A Strawberry "minimoon" will appear in the sky June 9. Here's what that means.

A Strawberry "minimoon" will appear in the sky June 9. Here's what that means.
People gather to observe a Strawberry Moon in Glastonbury, England.
Source: Matt Cardy/Getty Images
People gather to observe a Strawberry Moon in Glastonbury, England.
Source: Matt Cardy/Getty Images

If you happen to gaze up at the night sky on June 9, you'll see a mini Strawberry Moon.

So what exactly does that mean?

What's a Strawberry Moon?

June's full moon is also known as the "Strawberry Moon."

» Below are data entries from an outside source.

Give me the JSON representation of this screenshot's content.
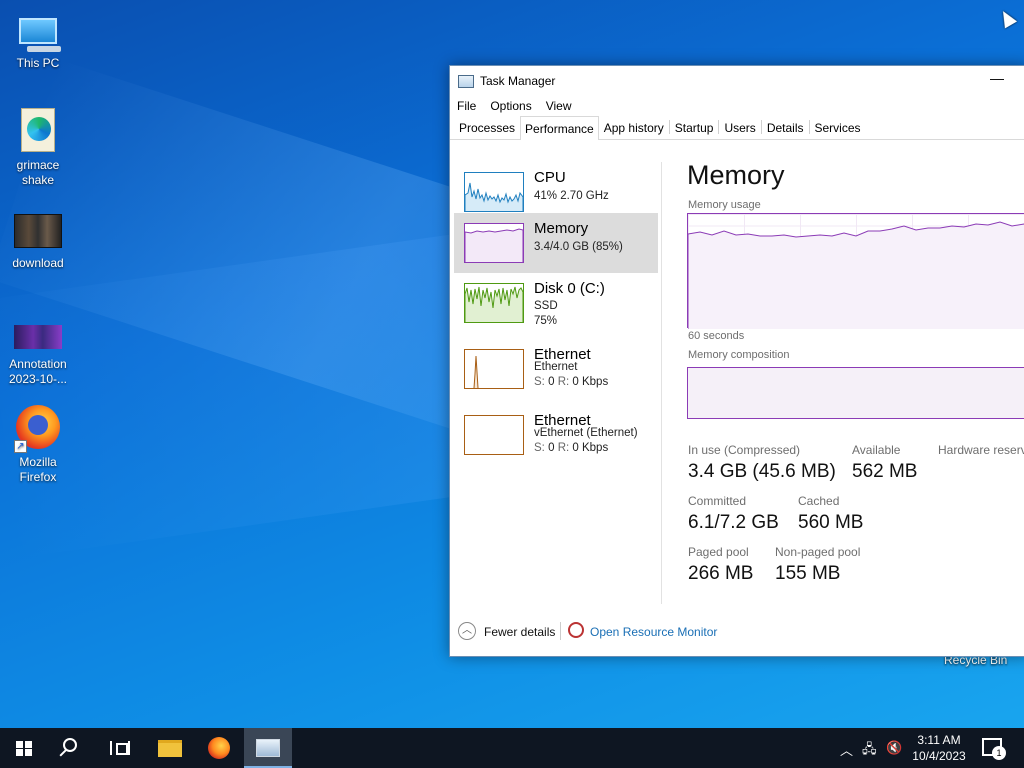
{
  "desktop": {
    "icons": [
      {
        "label": "This PC"
      },
      {
        "label": "grimace shake"
      },
      {
        "label": "download"
      },
      {
        "label": "Annotation 2023-10-..."
      },
      {
        "label": "Mozilla Firefox"
      }
    ],
    "recycle_bin_label": "Recycle Bin"
  },
  "task_manager": {
    "title": "Task Manager",
    "minimize_glyph": "—",
    "menu": [
      "File",
      "Options",
      "View"
    ],
    "tabs": [
      "Processes",
      "Performance",
      "App history",
      "Startup",
      "Users",
      "Details",
      "Services"
    ],
    "active_tab": "Performance",
    "perf_list": [
      {
        "title": "CPU",
        "line1": "41%  2.70 GHz",
        "line2": ""
      },
      {
        "title": "Memory",
        "line1": "3.4/4.0 GB (85%)",
        "line2": ""
      },
      {
        "title": "Disk 0 (C:)",
        "line1": "SSD",
        "line2": "75%"
      },
      {
        "title": "Ethernet",
        "line1": "Ethernet",
        "line2_s": "S:",
        "line2_sv": "0",
        "line2_r": "R:",
        "line2_rv": "0 Kbps"
      },
      {
        "title": "Ethernet",
        "line1": "vEthernet (Ethernet)",
        "line2_s": "S:",
        "line2_sv": "0",
        "line2_r": "R:",
        "line2_rv": "0 Kbps"
      }
    ],
    "detail": {
      "heading": "Memory",
      "usage_label": "Memory usage",
      "time_label": "60 seconds",
      "composition_label": "Memory composition",
      "stats": [
        {
          "label": "In use (Compressed)",
          "value": "3.4 GB (45.6 MB)"
        },
        {
          "label": "Available",
          "value": "562 MB"
        },
        {
          "label": "Hardware reserve",
          "value": ""
        },
        {
          "label": "Committed",
          "value": "6.1/7.2 GB"
        },
        {
          "label": "Cached",
          "value": "560 MB"
        },
        {
          "label": "Paged pool",
          "value": "266 MB"
        },
        {
          "label": "Non-paged pool",
          "value": "155 MB"
        }
      ]
    },
    "footer": {
      "fewer_details": "Fewer details",
      "open_resource_monitor": "Open Resource Monitor"
    },
    "colors": {
      "memory_accent": "#8b3bb6",
      "cpu_accent": "#1f7fbf",
      "disk_accent": "#4f9a12",
      "ethernet_accent": "#a85e14",
      "link": "#1a6fb5"
    }
  },
  "taskbar": {
    "clock_time": "3:11 AM",
    "clock_date": "10/4/2023",
    "notification_count": "1",
    "icons": [
      "windows-start-icon",
      "search-icon",
      "task-view-icon",
      "file-explorer-icon",
      "firefox-icon",
      "task-manager-icon"
    ]
  }
}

The fruity moniker doesn’t actually have anything to do with the moon's color, shape or size. The Strawberry Moon celebrates the coming of prime strawberry-picking season, which reaches its peak in June, according to Space.com. Strawberries are one of the earliest fruits to ripen, second only to rhubarb. With this in mind, the Algonquin Native American tribes lent this month's full moon its nickname as a reminder to pick the quintessential summer fruit come June.

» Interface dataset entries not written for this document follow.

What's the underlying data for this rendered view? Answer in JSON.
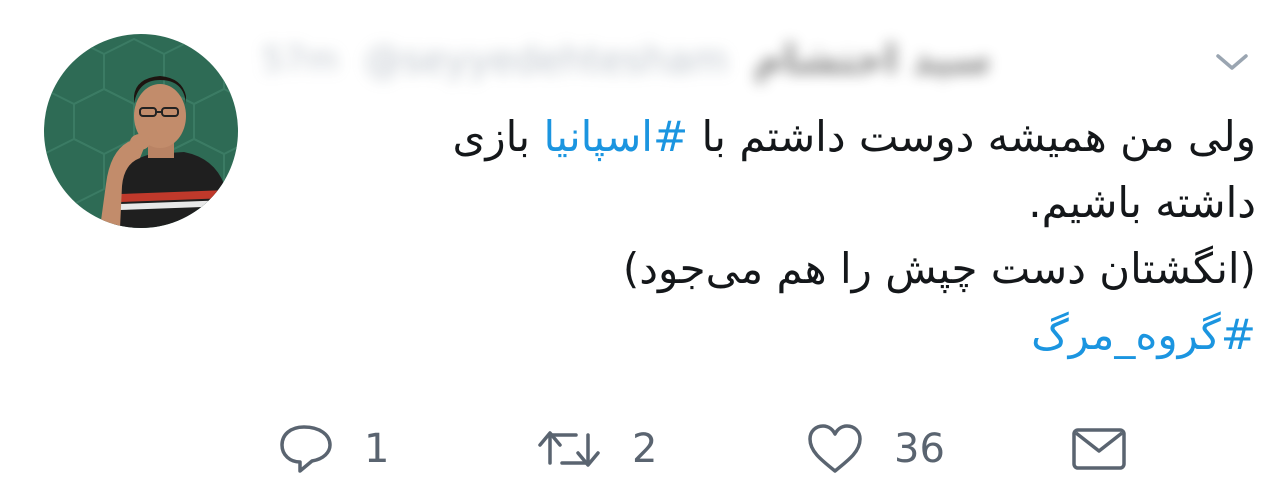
{
  "tweet": {
    "author_name": "سید احتشام",
    "author_handle": "@seyyedehtesham",
    "time": "57m",
    "lines": [
      {
        "parts": [
          {
            "text": "ولی من همیشه دوست داشتم با ",
            "tag": false
          },
          {
            "text": "#اسپانیا",
            "tag": true
          },
          {
            "text": " بازی",
            "tag": false
          }
        ]
      },
      {
        "parts": [
          {
            "text": "داشته باشیم.",
            "tag": false
          }
        ]
      },
      {
        "parts": [
          {
            "text": "(انگشتان دست چپش را هم می‌جود)",
            "tag": false
          }
        ]
      },
      {
        "parts": [
          {
            "text": "#گروه_مرگ",
            "tag": true
          }
        ]
      }
    ]
  },
  "actions": {
    "reply_count": "1",
    "retweet_count": "2",
    "like_count": "36"
  },
  "icons": {
    "reply": "speech-bubble-icon",
    "retweet": "retweet-arrows-icon",
    "like": "heart-icon",
    "dm": "envelope-icon",
    "menu": "chevron-down-icon"
  },
  "colors": {
    "hashtag": "#1b95e0",
    "text": "#14171a",
    "muted": "#5a6470"
  }
}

Why is it a "minimoon"?

There's a very straightforward explanation: The Strawberry Moon is a bit smaller than the other full moons, due its changing position in relation to the Earth. According to Space.com, the June full moon coincides almost exactly with the apogee — the annual point in time when the moon is farthest from the Earth — popping up just 14 hours and 40 minutes after this moment. This places the Strawberry Moon about 252,445 miles from Earth, causing it to appear about 14% smaller than the moon does at its largest point.

A Strawberry Moon in England
Source: Matt Cardy/Getty Images

How to see the Strawberry Moon

So when’s the best time to spot this annual sign of summer?

According to the Farmer’s Almanac, the fullest point passed Friday morning at 9:10 a.m. Eastern, when the sun and moon were on completely opposite sides of the Earth.

If you missed it, don’t fret. The Strawberry Moon will still appear completely full for the entire day after the peak, too. You should be able to catch the moon wherever you are Friday night, permitting clouds, but check out this light-pollution map to find the clearest stargazing spot near you.